Sponge; Orange Encrusting
Despite being fairly widespread in southern Australia the orange encrusting sponge is still undescribed, and as a consequence very little is known about this species. The orange encrusting sponge is a multicellular animal that lives attached to marine reefs. It usually bright orange or red, but may be pale grey to brown. It grows over branches of the telesto coral, appearing to be part of the soft coral, and also cup corals, barnacles whose defences are often effective against the smothering of sponges. Similarly to other sponges, the orange encrusting sponge is specially adapted for a sedentary, filter feeding life. The surface of the orange encrusting sponge is perforated by numerous pores (ostia) through which water is drawn in, plankton becomes trapped within the feeding chamber and waste water is expelled through larger openings (oscules). Thousands of litres per day are pumped and filtered though sponges. Sponges are hermaphroditic, meaning that individuals produce both sperm and eggs, though they can reproduce both sexually where an egg is fertilised by sperm producing larvae, or by asexual reproduction by producing a new animal from pieces broken off from a parent sponge.
Occurrence at the Busselton Jetty:
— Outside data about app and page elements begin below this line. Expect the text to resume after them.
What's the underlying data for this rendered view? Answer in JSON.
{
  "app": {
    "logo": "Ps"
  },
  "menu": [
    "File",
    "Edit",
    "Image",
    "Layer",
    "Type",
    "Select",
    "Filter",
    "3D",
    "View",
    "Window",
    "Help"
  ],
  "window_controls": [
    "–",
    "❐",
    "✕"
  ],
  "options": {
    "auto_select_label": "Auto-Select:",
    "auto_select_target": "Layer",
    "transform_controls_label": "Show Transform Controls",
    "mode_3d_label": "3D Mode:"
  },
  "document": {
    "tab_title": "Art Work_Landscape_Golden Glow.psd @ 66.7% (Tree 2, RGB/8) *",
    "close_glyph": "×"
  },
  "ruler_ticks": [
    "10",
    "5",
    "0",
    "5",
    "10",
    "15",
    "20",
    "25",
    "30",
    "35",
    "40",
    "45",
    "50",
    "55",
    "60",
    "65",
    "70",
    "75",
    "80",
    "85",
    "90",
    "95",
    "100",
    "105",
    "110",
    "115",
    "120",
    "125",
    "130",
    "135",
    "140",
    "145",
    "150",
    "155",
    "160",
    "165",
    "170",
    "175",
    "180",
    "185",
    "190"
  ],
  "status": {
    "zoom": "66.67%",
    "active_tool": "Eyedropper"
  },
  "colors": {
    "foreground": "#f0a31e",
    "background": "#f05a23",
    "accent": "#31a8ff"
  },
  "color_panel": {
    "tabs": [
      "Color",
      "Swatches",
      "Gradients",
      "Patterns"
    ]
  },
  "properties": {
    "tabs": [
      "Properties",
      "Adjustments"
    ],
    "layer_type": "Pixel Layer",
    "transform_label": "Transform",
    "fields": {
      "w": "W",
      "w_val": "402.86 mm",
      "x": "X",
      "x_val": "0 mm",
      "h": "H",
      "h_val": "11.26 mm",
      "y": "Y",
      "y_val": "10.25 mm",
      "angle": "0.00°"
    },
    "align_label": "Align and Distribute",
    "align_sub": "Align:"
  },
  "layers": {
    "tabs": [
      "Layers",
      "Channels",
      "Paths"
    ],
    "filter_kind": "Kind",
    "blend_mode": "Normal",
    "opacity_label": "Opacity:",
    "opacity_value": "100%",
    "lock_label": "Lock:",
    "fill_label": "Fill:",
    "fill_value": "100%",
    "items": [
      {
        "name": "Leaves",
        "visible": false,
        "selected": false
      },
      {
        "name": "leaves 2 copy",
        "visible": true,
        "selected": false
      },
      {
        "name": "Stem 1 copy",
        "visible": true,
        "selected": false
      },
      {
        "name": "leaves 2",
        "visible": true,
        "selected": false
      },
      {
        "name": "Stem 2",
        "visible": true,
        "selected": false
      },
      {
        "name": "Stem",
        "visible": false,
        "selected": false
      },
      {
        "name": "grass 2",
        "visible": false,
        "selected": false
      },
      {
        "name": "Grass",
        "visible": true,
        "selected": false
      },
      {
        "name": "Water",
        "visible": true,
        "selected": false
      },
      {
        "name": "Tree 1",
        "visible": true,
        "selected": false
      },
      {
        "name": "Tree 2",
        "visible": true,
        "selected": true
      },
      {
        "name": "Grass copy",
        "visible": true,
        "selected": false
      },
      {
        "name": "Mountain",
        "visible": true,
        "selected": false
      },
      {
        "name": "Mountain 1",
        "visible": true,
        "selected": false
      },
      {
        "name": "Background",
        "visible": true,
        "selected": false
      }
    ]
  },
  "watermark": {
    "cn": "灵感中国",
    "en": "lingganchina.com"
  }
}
The orange encrusting sponge is widespread on the jetty piles, and can be observed only a few metres from shore.
Image by: O. Rynvis